Colby said he’s a registered Republican planning on writing in his vote for Gabbard in the GOP primary, after missing Gilsum’s deadline to change his registration for the race.

Gabbard’s anti-war platform registers deeply with him as a Vietnam War veteran, he added, and her stop in Charlestown is also a sign she’s in touch with the working class.

While Colby’s registration mishap may be an unfortunate example, Gabbard’s dependence on non-Democrats in the primary could pose a major problem, according to Andrew Smith, a political science professor and pollster at the University of New Hampshire.

“There’s very little evidence that independents — or what we call independents — that undeclared voters, that they’re a large number from party to party over election cycles,” Smith said, pointing to the best estimates pegging the number of unregistered votes up for grabs in New Hampshire this primary at 35,000.

“Which is about 3 percent of the electorate; it’s not that big,” he added. “... It sounds so good though that we recycle it every few [campaigns]. The truth is, no candidate has ever won the New Hampshire Primary without winning the plurality of their party’s registered voters.
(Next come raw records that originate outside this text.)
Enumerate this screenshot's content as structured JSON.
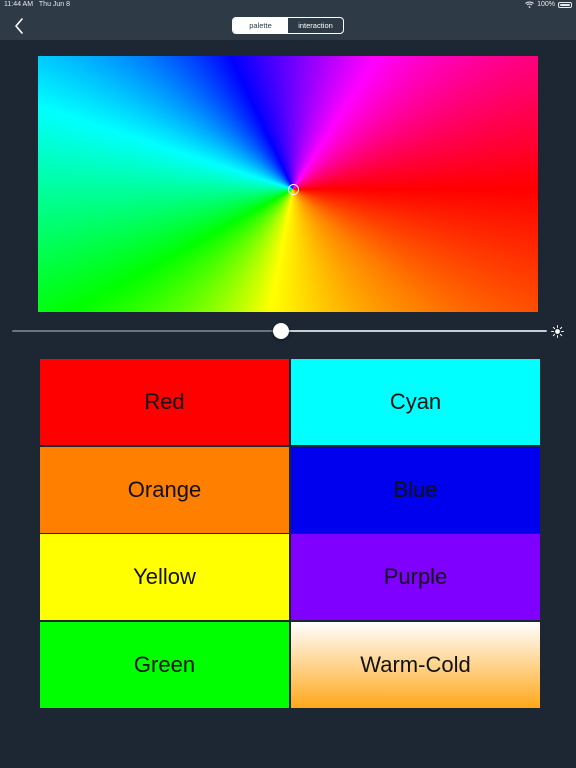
{
  "status_bar": {
    "time": "11:44 AM",
    "date": "Thu Jun 8",
    "battery": "100%"
  },
  "navbar": {
    "segments": [
      {
        "label": "palette",
        "active": true
      },
      {
        "label": "interaction",
        "active": false
      }
    ]
  },
  "brightness_slider": {
    "value": 0.5
  },
  "swatches": [
    {
      "label": "Red",
      "color": "#ff0000"
    },
    {
      "label": "Cyan",
      "color": "#00ffff"
    },
    {
      "label": "Orange",
      "color": "#ff8000"
    },
    {
      "label": "Blue",
      "color": "#0000ee"
    },
    {
      "label": "Yellow",
      "color": "#ffff00"
    },
    {
      "label": "Purple",
      "color": "#8000ff"
    },
    {
      "label": "Green",
      "color": "#00ff00"
    },
    {
      "label": "Warm-Cold",
      "color": "linear-gradient(to bottom, #ffffff, #ffa81a)"
    }
  ],
  "colors": {
    "background": "#1c2733",
    "navbar": "#2e3a46"
  }
}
That is, nobody wins the primary on the backs of independents.”

Smith also doused water on the claim from some Gabbard supporters that she under-performs in polls because of libertarians’ tendency toward privacy or due to an under-sampling of non-Democrats, pointing to a University of Connecticut study finding no correlation between privacy concerns and willingness to pick up the phone to answer a poll.

Gabbard herself is often reluctant to weigh in on the so-called horse-race elements of the campaign, preferring instead to stay on her anti-war message.

She said her appeal to Trump supporters comes from “treating [them] with respect, inviting them to come in,” when asked by a reporter what she understands about those voters that her competitors do not.

“I think that’s a basic thing that I talk about every night, and people feel that and understand that — that because they voted for Trump, they’re not treated as second-class citizens,” Gabbard told The Sentinel after her Charlestown event. “Treat them with the respect that every single one of my fellow Americans deserve, and they feel as though they are the change.

“We all are the change that we need to see in our country.”

Looking for more on the 2020 candidates? Visit our Elections page.

Jake Lahut can be reached at 352-1234, extension 1435, or Follow him on Twitter @JakeLahut.